Description of the task: Needed from the entries below: every line that holds the word "title".
________________________________________
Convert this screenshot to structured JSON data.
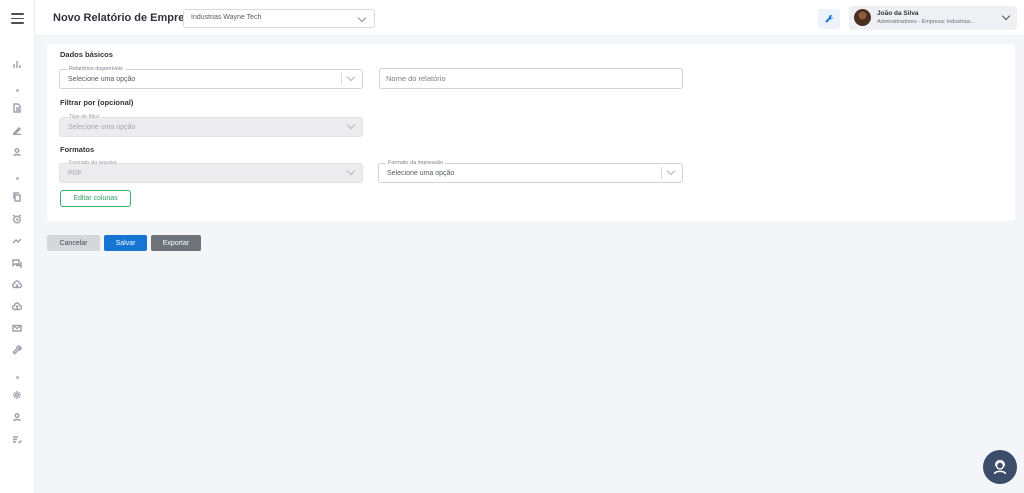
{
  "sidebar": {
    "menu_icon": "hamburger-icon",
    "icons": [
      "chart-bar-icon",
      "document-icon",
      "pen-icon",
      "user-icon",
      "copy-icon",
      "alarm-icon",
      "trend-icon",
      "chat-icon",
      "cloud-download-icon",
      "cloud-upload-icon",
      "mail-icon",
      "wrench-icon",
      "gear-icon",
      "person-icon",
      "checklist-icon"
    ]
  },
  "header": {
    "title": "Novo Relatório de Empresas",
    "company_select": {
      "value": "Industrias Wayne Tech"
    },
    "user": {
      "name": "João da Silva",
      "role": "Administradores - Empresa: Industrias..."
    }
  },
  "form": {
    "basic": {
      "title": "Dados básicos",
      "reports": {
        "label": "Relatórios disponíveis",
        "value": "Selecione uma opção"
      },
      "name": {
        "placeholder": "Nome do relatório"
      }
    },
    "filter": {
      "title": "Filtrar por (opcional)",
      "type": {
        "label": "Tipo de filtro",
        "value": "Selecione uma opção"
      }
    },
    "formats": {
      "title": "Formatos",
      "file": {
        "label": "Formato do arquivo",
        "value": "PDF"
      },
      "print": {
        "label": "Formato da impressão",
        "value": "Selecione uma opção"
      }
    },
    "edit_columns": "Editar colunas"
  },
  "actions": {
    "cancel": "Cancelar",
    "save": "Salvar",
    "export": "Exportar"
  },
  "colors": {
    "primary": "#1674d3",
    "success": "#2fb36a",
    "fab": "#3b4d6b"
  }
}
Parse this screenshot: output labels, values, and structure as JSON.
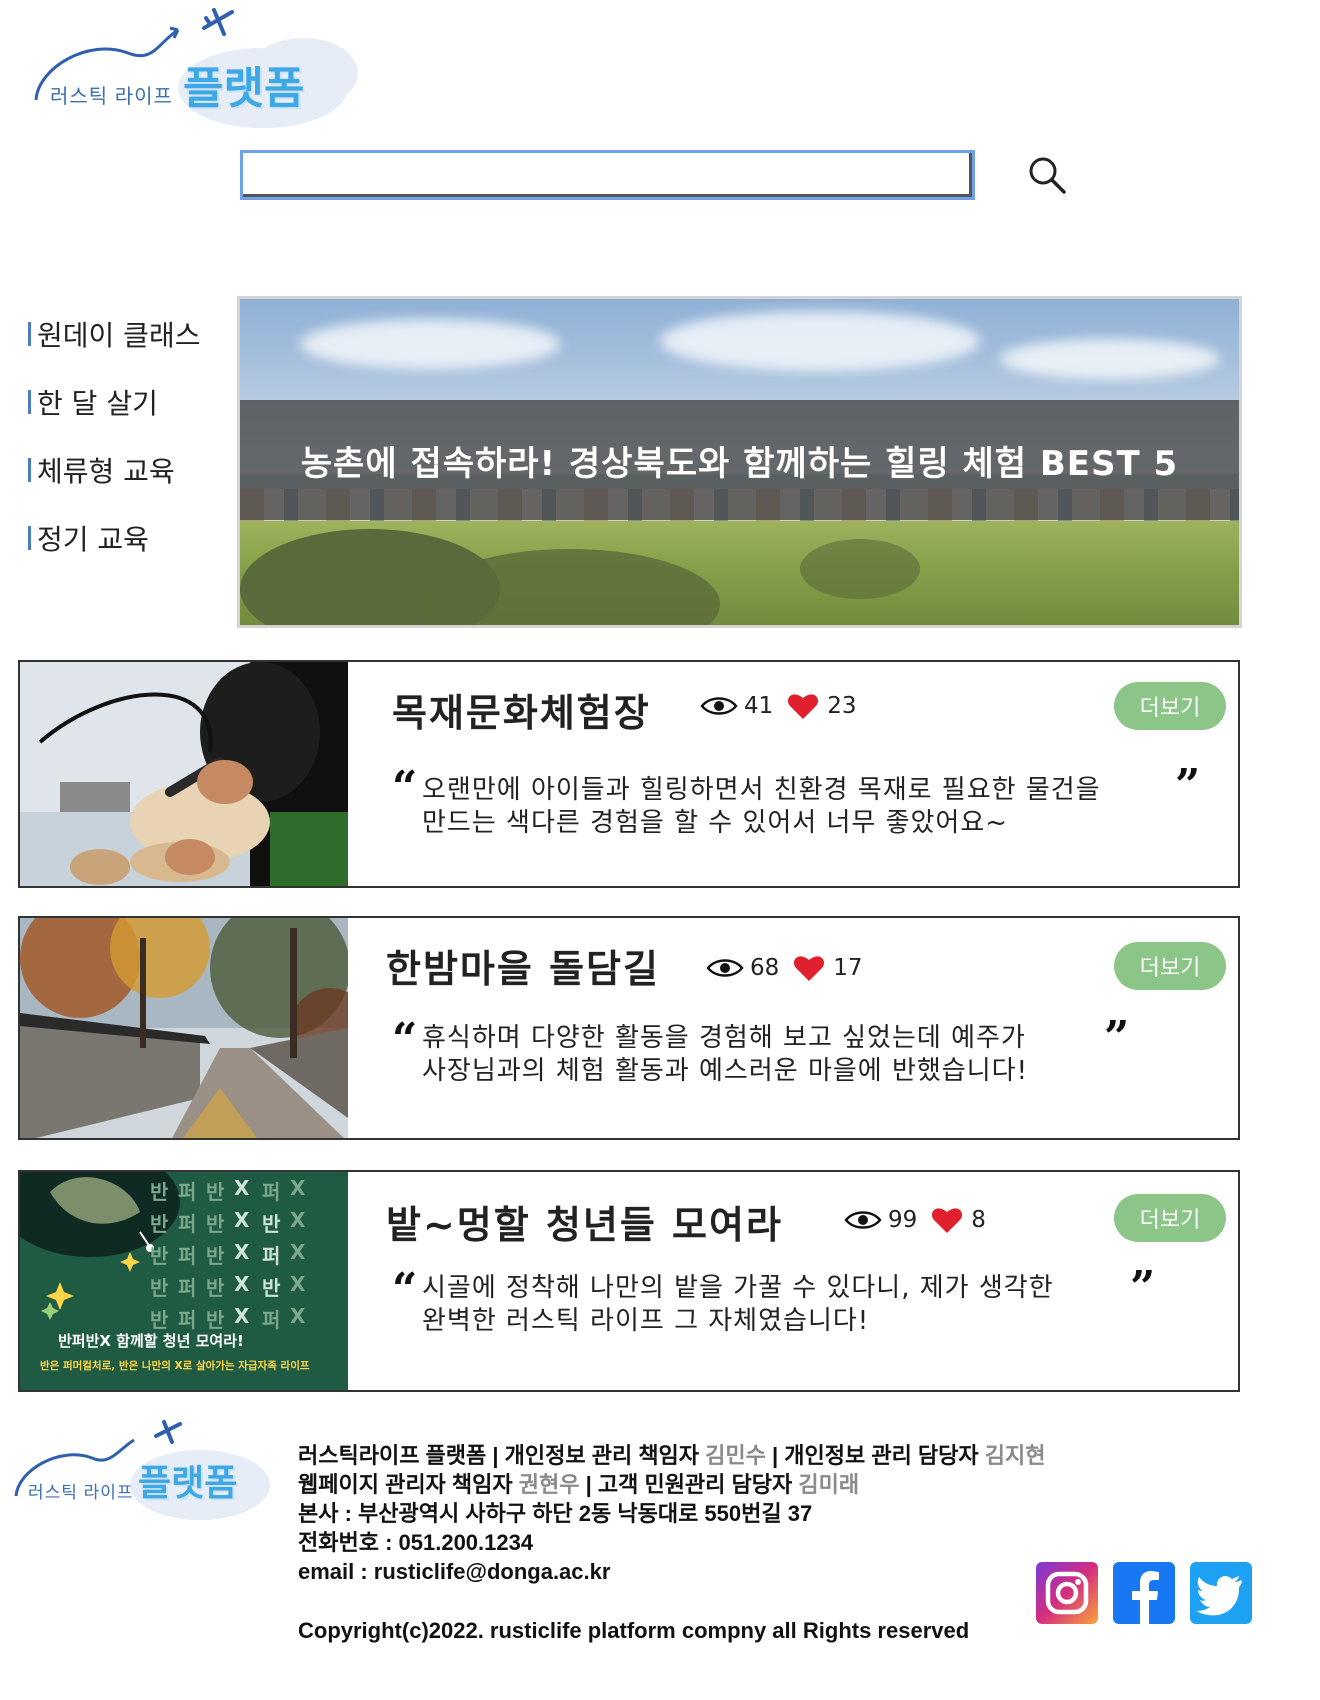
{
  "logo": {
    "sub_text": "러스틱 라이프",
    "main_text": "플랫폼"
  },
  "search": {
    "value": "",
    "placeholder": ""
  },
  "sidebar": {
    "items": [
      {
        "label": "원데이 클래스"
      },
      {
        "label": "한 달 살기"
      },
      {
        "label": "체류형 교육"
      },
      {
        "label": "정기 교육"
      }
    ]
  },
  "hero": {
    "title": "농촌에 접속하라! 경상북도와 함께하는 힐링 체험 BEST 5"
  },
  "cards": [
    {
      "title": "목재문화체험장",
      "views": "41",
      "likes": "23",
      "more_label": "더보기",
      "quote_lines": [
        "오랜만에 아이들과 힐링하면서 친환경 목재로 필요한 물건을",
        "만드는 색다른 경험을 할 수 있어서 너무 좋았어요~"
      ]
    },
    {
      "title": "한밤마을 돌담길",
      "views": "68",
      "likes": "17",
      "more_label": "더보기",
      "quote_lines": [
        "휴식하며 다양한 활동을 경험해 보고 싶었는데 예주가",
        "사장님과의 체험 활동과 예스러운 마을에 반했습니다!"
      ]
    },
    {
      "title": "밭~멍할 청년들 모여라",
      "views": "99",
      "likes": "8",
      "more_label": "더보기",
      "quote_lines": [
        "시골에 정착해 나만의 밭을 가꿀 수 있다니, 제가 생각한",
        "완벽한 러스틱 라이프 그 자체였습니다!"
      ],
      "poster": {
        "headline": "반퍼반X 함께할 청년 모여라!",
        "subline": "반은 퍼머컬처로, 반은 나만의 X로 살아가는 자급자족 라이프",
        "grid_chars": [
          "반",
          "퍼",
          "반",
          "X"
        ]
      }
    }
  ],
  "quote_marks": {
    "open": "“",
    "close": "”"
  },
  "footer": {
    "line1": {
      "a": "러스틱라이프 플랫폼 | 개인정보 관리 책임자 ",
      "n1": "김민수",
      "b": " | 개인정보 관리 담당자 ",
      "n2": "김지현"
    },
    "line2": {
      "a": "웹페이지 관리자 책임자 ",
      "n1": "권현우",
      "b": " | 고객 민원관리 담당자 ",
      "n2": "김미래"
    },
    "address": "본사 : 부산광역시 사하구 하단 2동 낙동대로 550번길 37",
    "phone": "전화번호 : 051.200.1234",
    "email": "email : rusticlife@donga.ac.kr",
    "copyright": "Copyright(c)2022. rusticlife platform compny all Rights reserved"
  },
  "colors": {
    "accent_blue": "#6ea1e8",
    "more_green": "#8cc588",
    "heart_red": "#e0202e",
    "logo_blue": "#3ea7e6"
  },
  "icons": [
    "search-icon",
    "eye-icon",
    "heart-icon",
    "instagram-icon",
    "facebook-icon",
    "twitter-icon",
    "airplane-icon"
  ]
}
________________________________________
Expected answer:
    "title": "Novo Relatório de Empresas",
      "title": "Dados básicos",
      "title": "Filtrar por (opcional)",
      "title": "Formatos",
    "title": "농촌에 접속하라! 경상북도와 함께하는 힐링 체험 BEST 5"
      "title": "목재문화체험장",
      "title": "한밤마을 돌담길",
      "title": "밭~멍할 청년들 모여라",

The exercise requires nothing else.